UNICEF Botswana focuses on strengthening institutions to prevent and respond to gender-based violence, abuse, neglect, and exploitation of children. Combatting violence against children, especially sexual exploitation and abuse, is a key component of programming.
Advocacy efforts involve engagement of communities, traditional and religious leaders, including women, to curtail negative attitudes, harmful cultural practices and traditions that perpetuate sexual exploitation and abuse against children.
Through the Social Service Workforce Strengthening initiative, children and families will be better served by service providers on child protection issues. The initiative will assist Government to create a well-equipped workforce to prevent and respond to violence against children based on the Children’s Act of 2009.
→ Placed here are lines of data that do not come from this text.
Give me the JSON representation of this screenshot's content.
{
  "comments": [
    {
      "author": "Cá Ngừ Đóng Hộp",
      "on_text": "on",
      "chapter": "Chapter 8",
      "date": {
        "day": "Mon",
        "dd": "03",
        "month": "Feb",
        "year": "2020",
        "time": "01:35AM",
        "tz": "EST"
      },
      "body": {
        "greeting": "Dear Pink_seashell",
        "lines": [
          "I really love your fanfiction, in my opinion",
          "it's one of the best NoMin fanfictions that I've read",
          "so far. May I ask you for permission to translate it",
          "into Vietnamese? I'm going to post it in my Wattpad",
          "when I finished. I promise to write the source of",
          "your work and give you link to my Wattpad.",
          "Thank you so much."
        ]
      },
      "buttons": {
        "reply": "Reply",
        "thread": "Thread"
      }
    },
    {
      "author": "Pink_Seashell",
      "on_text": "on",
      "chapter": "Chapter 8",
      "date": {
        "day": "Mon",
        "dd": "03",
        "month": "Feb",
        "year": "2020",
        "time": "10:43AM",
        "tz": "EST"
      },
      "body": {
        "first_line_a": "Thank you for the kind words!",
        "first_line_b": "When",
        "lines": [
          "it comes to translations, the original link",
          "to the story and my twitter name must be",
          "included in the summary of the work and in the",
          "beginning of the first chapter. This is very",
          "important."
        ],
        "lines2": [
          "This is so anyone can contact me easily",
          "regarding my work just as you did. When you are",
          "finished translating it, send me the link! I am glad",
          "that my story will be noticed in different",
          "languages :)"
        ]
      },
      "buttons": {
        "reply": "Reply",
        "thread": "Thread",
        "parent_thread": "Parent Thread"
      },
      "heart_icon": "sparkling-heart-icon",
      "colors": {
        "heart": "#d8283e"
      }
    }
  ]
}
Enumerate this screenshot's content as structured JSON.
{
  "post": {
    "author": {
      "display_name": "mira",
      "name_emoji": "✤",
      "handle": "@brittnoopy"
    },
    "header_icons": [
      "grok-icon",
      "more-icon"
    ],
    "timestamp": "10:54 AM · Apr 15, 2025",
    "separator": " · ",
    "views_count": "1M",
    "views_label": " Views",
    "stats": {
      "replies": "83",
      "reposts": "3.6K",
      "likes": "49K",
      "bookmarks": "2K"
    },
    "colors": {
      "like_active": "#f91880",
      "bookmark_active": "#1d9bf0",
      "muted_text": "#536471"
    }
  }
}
Closely linked to preventing violence against children is providing parents and caregivers to give them skills on positive parenting to increase their awareness of child protection issues. The development of a standard parenting toolkit will support Government in building a cadre of trainers to reach out to the social service workforce in improving existing practices around parenting.
Through the E Seng Mo Ngwaneng national campaign launched by the First Lady, UNICEF together with stakeholders has raised awareness on Sexual Exploitation and Abuse of children. Furthermore, UNICEF is advocating for Child Friendly Police Stations with personnel trained to interview children who report sexual abuse.